A Table Top DRSSTC Tesla Coil

Hi everyone,

Introducing my first DRSSTC. It’s a small tesla coil made to be portable and to make lightning at home. This coil is based of the amazing oneTesla pcb. I’m still in the process of doing a detailed write up at http://www.loneoceans.com/labs/drsstc1/!

As a learning experience, I wanted to go for something simple and nothing too fancy. I’ve had the fortune of being in the good company of other brilliant coilers (like Bayley, Tyler, Kramnik), and managed to get an older version of the oneTesla driver PCB, which runs this coil! I faced a couple of problems over the past few weeks but I’ve modified some parts and managed to get the coil working very well! See the video of it in action here:

Important specifications including calcs from JavaTC:

  • Max spark length – I don’t know yet, does >22″ sparks to free air and ground with ~100us on-time. More testing to come soon. Right now it’s limited by hitting the floor.
  • 222kHz resonant frequency (within 1%)
  • 2.4″ Diameter PVC Secondary, ~2000 turns of AWG36 for a 10.25″ length
  • 3.5″ Diameter Acrylic Primary, 6 turns of AWG 14 for about 0.8″ length
  • Single 0.101uF 2kVDC 942C CDE Primary Capacitor
  • 340VDC (120VAC rectified and doubled)
  • Roughly 100us on-time (in the photos here)
  • 2.2″ x 8″ AmazingOne spun toroid
  • Half Bridge of 60N65 IGBTs (seems to be similar to the 60N60 TO247 IGBTs)
  • Coupling = 0.22
  • Energy Transfer time = 9.87us
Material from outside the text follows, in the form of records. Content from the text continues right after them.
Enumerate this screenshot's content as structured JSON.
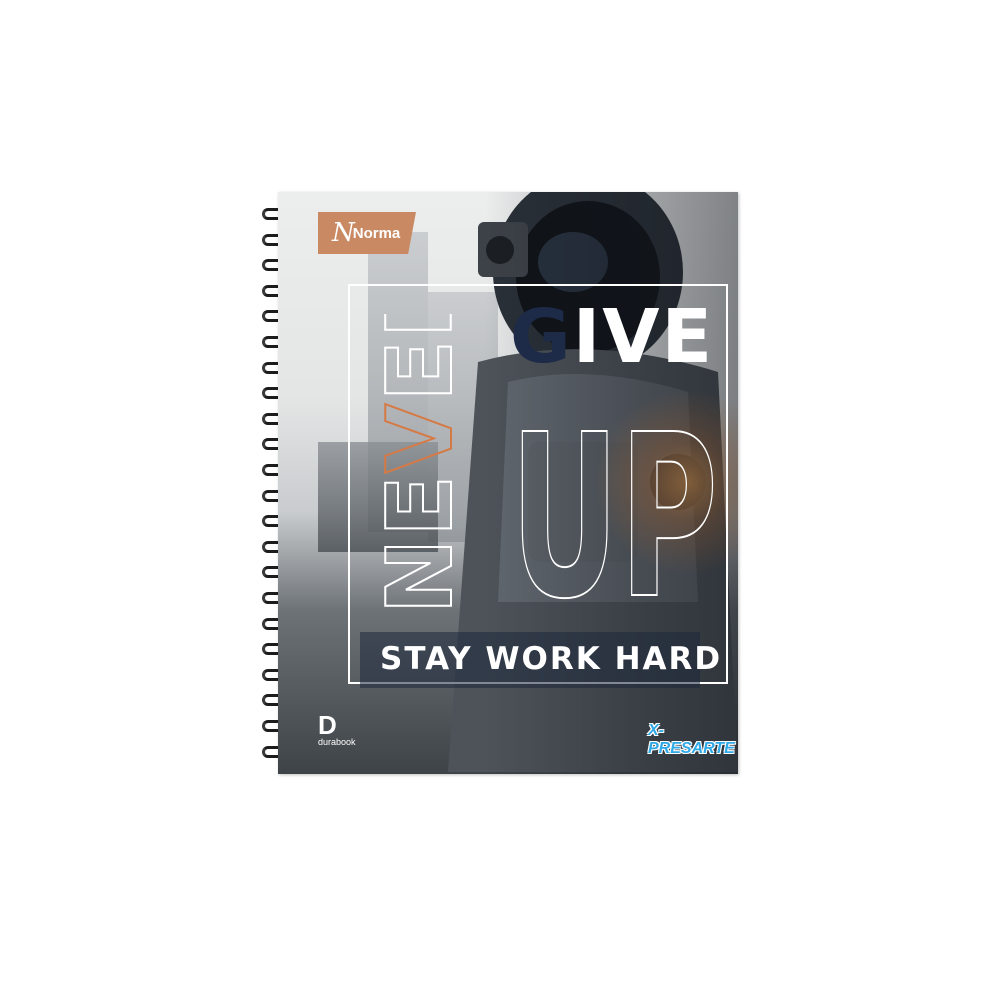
{
  "product": {
    "brand": "Norma",
    "headline_never": "NEVER",
    "headline_give": "GIVE",
    "headline_up": "UP",
    "slogan": "STAY WORK HARD",
    "sub_brand": "durabook",
    "line_logo": "X-PRESARTE"
  },
  "colors": {
    "brand_tab": "#c98a63",
    "never_accent": "#d67a45",
    "give_dark": "#1d2a48",
    "xpres": "#2fa9e8"
  }
}
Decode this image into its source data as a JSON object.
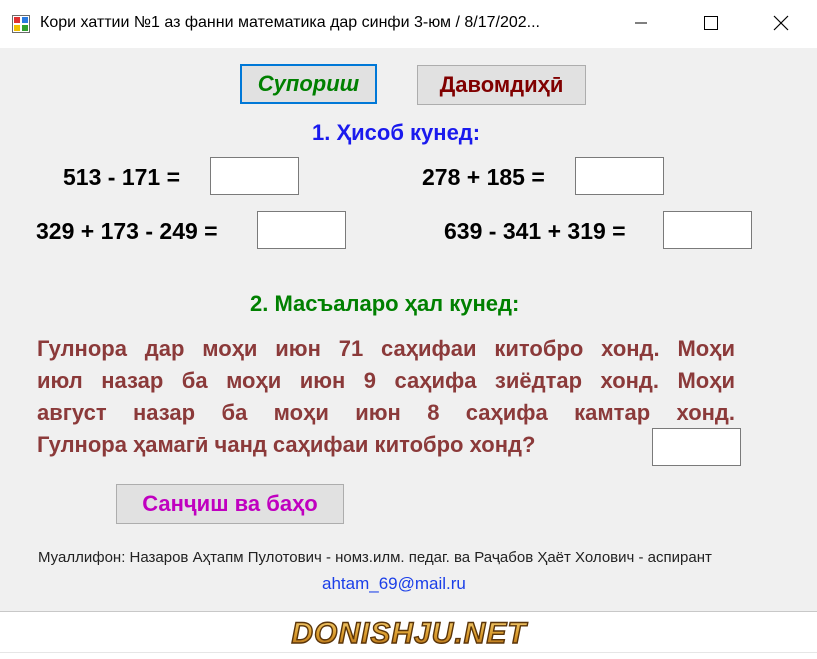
{
  "window": {
    "title": "Кори хаттии №1 аз фанни математика дар синфи 3-юм  / 8/17/202..."
  },
  "buttons": {
    "assign": "Супориш",
    "next": "Давомдиҳӣ",
    "check": "Санҷиш ва баҳо"
  },
  "section1": {
    "heading": "1. Ҳисоб кунед:",
    "expressions": [
      "513 - 171 =",
      "278 + 185 =",
      "329 + 173 - 249 =",
      "639 - 341 + 319 ="
    ],
    "answers": [
      "",
      "",
      "",
      ""
    ]
  },
  "section2": {
    "heading": "2. Масъаларо ҳал кунед:",
    "lines": [
      "Гулнора дар моҳи июн 71 саҳифаи китобро хонд. Моҳи",
      "июл назар ба моҳи июн 9 саҳифа  зиёдтар  хонд. Моҳи",
      "август  назар  ба  моҳи  июн  8  саҳифа  камтар  хонд.",
      "Гулнора ҳамагӣ чанд саҳифаи китобро хонд?"
    ],
    "answer": ""
  },
  "footer": {
    "authors": "Муаллифон: Назаров Аҳтапм Пулотович - номз.илм. педаг. ва Раҷабов Ҳаёт Холович - аспирант",
    "email": "ahtam_69@mail.ru"
  },
  "watermark": {
    "text": "DONISHJU.NET"
  },
  "colors": {
    "assign_text": "#008000",
    "next_text": "#800000",
    "check_text": "#c000c0",
    "heading1": "#1a1aee",
    "heading2": "#008000",
    "problem_text": "#8b3a3a",
    "email": "#1a3ee8"
  }
}
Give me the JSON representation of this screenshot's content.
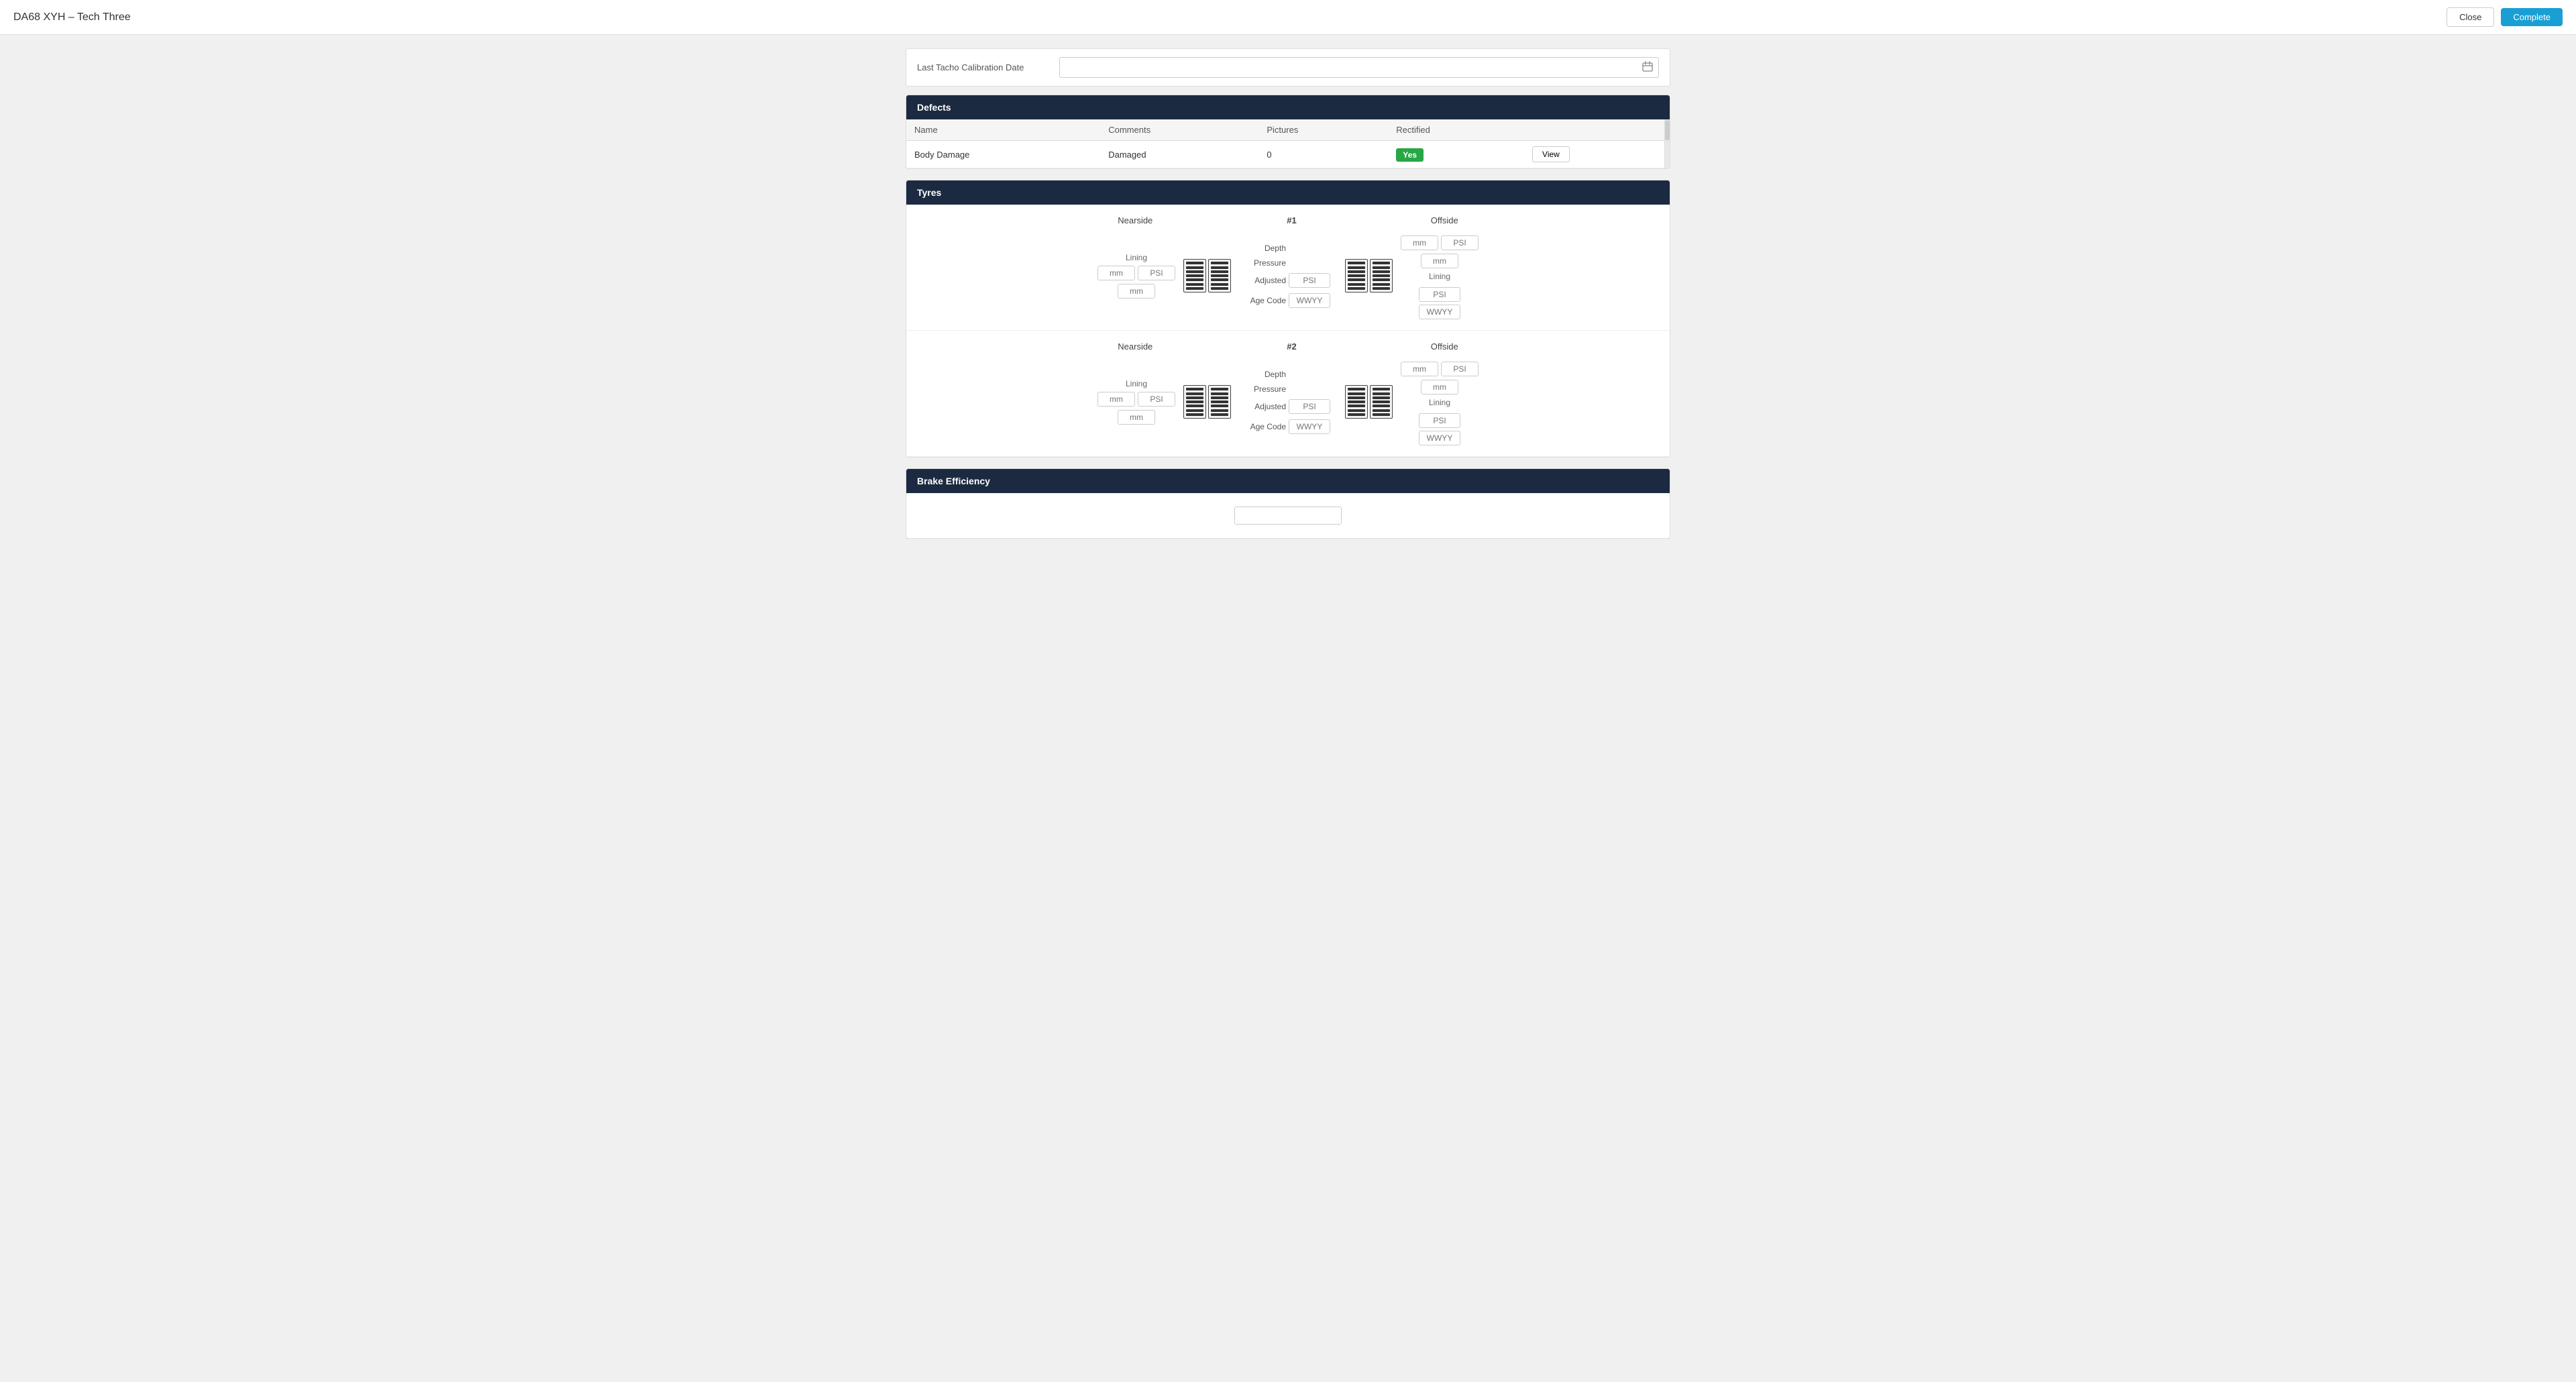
{
  "topbar": {
    "title": "DA68 XYH  –  Tech Three",
    "close_label": "Close",
    "complete_label": "Complete"
  },
  "calibration": {
    "label": "Last Tacho Calibration Date",
    "placeholder": "",
    "cal_icon": "📅"
  },
  "defects": {
    "section_title": "Defects",
    "columns": [
      "Name",
      "Comments",
      "Pictures",
      "Rectified"
    ],
    "rows": [
      {
        "name": "Body Damage",
        "comments": "Damaged",
        "pictures": "0",
        "rectified": "Yes",
        "view_label": "View"
      }
    ]
  },
  "tyres": {
    "section_title": "Tyres",
    "tyre_rows": [
      {
        "number": "#1",
        "nearside_label": "Nearside",
        "offside_label": "Offside",
        "lining_label": "Lining",
        "depth_label": "Depth",
        "pressure_label": "Pressure",
        "adjusted_label": "Adjusted",
        "age_code_label": "Age Code",
        "nearside_mm_top": "mm",
        "nearside_psi": "PSI",
        "nearside_mm_bottom": "mm",
        "offside_mm_top": "mm",
        "offside_psi": "PSI",
        "offside_mm_bottom": "mm",
        "nearside_adjusted_psi": "PSI",
        "nearside_age_wwyy": "WWYY",
        "offside_adjusted_psi": "PSI",
        "offside_age_wwyy": "WWYY"
      },
      {
        "number": "#2",
        "nearside_label": "Nearside",
        "offside_label": "Offside",
        "lining_label": "Lining",
        "depth_label": "Depth",
        "pressure_label": "Pressure",
        "adjusted_label": "Adjusted",
        "age_code_label": "Age Code",
        "nearside_mm_top": "mm",
        "nearside_psi": "PSI",
        "nearside_mm_bottom": "mm",
        "offside_mm_top": "mm",
        "offside_psi": "PSI",
        "offside_mm_bottom": "mm",
        "nearside_adjusted_psi": "PSI",
        "nearside_age_wwyy": "WWYY",
        "offside_adjusted_psi": "PSI",
        "offside_age_wwyy": "WWYY"
      }
    ]
  },
  "brake_efficiency": {
    "section_title": "Brake Efficiency"
  }
}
Performance has been pretty good. Originally, the coil used a 0.068uF 940C capacitor but that made my primary frequency about 19% too high and I lost a 60N60 half bridge. Increasing the primary to 8 turns of 14AWG (k=0.26) turned out to be a bad idea and I had a lot of racing sparks. After a few more coats of Polyurethane on the secondary, a return to 6 turns of AWG14 and a larger tank cap, the coil is in tune with a performance I’m very happy with.

This coil currently has a tiny built-in 19VDC laptop power supply for the electronics which uses the famed UCCs from TI as gate drivers to a GDT driving the gates of the IGBTs. Here’s a pretty photo of the ground ‘lighting’ strikes of the tesla coil:

Best Wishes!

 –  Guangyan
    23 Feb 2013

Direct-to-PCB Laser Printing

This is a cross-post from  muffin’s blog!

Over the weekend, Dan disassembled a laser printer that he found in the trash. He was able to tear it down to the point where he could fit a board in the (quite linear) print path and gave it a go. To his dismay, the board jammed and nicked the heating drum. I came over and we decided that by removing a metal guide and chamfering the edge of the circuit board, we’d have better luck – and we did! The print quality turned out pretty good, but the toner wasn’t fusing to the board. We figured that it was either a heat/pressure issue or a charge issue and called it a night.

The next day, Dan and I went to [miters](http://miters.mit.edu) to improve the process. We tried a whole slew of ideas include charge compensation, increasing roller pressure, and pre-heating the boards to get the toner to fuse. The last one did the trick. Although print quality isn’t 100% there yet, we’re certain that we can hammer out those last pixels and get this process rolling. We etched my first lab in 6.331 – a 4MHz 50-ohm line driver with 2 watts of output power.

More to come next weekend!